=== THE RECORDS ===
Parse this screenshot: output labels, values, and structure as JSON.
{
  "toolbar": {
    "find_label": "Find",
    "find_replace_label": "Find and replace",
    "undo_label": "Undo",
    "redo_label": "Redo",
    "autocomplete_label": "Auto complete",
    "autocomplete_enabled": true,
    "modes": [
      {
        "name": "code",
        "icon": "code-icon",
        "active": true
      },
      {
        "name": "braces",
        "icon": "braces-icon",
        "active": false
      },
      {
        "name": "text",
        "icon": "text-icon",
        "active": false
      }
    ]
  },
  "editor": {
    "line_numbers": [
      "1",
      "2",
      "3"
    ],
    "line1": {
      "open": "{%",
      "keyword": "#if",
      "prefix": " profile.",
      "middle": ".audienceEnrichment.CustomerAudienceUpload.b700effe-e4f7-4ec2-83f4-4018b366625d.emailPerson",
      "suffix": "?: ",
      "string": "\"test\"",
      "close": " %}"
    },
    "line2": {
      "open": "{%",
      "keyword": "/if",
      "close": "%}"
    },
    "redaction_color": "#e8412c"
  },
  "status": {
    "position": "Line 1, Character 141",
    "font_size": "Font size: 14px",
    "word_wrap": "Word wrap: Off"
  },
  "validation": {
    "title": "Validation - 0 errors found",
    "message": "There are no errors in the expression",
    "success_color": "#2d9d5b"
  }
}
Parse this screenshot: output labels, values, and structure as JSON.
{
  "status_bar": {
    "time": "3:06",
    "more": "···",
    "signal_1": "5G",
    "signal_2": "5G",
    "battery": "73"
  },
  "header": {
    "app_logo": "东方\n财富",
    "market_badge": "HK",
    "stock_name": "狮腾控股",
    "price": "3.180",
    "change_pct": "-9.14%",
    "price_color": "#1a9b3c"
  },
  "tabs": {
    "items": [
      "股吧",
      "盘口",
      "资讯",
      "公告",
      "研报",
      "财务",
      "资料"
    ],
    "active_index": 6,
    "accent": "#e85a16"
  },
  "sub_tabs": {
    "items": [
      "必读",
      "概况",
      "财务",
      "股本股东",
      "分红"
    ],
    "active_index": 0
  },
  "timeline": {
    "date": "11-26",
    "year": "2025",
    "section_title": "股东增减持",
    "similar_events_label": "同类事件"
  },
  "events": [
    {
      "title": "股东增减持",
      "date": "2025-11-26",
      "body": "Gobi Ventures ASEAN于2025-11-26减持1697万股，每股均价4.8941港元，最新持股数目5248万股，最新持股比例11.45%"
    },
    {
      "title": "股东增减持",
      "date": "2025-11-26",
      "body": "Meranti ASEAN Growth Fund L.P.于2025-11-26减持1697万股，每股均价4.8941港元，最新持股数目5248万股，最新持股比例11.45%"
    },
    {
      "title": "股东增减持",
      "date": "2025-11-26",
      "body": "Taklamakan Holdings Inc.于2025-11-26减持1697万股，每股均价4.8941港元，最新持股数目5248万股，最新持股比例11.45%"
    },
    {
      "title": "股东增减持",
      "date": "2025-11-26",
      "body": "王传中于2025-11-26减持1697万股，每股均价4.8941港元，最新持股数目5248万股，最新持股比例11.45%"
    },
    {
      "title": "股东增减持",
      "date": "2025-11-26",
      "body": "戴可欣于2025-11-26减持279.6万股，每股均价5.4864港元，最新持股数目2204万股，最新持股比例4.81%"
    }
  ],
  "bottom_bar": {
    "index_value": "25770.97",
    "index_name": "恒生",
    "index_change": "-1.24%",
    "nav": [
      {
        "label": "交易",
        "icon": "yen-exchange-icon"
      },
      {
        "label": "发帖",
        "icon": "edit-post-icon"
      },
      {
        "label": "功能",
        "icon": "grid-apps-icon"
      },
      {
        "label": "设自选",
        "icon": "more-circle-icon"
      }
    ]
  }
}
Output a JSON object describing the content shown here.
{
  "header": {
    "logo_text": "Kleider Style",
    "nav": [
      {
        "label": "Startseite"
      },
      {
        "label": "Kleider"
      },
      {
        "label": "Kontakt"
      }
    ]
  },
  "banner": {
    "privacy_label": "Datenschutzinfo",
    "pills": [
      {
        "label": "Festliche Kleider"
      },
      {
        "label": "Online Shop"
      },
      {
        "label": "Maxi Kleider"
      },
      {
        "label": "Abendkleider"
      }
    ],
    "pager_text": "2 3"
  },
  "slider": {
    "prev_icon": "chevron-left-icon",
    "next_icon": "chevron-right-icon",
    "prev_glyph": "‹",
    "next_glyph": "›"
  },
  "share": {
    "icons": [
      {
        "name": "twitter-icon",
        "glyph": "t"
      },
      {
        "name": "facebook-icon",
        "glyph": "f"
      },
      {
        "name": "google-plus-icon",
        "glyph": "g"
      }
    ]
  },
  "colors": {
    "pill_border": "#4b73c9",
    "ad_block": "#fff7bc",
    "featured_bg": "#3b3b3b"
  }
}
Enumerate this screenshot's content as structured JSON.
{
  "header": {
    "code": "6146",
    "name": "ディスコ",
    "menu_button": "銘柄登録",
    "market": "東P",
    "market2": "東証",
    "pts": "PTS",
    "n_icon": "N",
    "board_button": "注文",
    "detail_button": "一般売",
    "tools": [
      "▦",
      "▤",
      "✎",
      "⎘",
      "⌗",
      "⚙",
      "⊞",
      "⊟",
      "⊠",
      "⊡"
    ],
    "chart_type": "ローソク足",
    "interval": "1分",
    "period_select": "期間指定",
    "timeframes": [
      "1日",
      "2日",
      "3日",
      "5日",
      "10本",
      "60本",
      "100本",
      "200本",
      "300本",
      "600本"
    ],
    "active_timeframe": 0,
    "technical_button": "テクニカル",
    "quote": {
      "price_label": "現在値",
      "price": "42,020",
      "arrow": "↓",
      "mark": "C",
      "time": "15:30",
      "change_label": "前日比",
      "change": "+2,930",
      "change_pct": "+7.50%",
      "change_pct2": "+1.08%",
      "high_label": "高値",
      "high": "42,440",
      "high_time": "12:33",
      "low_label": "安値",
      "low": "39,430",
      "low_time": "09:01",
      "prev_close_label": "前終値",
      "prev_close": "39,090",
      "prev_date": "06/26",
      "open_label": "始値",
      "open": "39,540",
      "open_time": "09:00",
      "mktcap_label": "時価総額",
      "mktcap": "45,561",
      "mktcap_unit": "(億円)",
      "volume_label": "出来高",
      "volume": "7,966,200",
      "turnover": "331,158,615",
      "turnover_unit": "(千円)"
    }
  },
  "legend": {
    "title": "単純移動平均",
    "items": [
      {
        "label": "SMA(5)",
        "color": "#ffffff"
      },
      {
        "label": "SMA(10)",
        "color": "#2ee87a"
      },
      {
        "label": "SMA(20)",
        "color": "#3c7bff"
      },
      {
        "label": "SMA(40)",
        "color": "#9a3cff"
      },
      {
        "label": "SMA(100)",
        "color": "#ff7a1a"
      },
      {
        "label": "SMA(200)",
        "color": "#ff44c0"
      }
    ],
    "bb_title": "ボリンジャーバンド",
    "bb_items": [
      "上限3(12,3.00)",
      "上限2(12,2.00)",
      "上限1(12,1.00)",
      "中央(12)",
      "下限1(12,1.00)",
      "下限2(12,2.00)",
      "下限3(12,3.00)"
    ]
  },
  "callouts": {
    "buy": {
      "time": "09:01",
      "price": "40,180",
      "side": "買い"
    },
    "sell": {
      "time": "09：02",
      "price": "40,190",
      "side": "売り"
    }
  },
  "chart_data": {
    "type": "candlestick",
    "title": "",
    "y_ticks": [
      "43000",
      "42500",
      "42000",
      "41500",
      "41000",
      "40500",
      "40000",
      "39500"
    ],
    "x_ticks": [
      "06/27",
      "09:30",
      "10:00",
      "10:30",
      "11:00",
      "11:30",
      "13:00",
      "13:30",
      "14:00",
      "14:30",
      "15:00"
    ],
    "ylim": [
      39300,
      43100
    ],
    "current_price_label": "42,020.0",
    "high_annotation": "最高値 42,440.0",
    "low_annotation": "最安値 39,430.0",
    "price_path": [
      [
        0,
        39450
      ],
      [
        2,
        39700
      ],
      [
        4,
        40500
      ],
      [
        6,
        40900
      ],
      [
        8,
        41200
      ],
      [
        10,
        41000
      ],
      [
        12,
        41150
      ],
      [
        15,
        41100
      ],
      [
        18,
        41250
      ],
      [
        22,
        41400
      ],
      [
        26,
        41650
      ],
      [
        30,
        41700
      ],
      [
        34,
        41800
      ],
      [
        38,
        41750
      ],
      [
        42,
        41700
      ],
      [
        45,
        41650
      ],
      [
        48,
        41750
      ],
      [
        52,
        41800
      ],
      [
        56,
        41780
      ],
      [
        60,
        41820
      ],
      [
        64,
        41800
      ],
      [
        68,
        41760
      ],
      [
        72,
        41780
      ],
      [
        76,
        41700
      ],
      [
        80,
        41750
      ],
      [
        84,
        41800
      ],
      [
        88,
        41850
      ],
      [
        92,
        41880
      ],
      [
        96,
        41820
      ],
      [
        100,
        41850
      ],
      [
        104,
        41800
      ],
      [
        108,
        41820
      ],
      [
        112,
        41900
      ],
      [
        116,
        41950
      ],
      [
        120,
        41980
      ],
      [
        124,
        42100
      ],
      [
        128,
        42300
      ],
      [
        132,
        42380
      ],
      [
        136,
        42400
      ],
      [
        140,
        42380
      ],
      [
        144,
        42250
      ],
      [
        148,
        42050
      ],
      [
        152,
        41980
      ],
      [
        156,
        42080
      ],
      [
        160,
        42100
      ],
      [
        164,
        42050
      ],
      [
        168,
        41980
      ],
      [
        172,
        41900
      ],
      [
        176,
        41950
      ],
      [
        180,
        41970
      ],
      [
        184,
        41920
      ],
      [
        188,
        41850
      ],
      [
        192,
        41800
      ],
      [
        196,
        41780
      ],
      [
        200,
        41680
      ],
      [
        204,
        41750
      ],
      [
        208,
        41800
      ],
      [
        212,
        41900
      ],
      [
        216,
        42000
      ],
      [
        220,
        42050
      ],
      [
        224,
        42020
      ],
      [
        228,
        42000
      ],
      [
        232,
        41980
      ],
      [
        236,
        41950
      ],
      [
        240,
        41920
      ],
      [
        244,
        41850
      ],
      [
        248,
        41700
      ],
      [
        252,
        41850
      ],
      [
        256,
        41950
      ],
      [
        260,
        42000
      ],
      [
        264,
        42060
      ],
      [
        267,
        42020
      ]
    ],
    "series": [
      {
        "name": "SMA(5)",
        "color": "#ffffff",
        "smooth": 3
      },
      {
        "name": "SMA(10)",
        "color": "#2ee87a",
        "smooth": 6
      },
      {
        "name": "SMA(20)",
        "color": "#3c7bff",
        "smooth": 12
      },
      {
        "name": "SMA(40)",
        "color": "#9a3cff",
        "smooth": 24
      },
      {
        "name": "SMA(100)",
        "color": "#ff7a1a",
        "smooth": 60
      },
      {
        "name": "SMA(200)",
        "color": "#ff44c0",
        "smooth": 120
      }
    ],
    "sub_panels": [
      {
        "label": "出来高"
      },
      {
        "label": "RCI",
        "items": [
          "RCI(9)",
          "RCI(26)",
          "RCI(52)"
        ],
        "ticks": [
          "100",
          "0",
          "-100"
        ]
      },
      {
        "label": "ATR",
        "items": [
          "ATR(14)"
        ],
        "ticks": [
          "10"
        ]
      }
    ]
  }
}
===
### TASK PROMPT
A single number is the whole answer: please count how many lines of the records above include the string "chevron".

### RESULT
2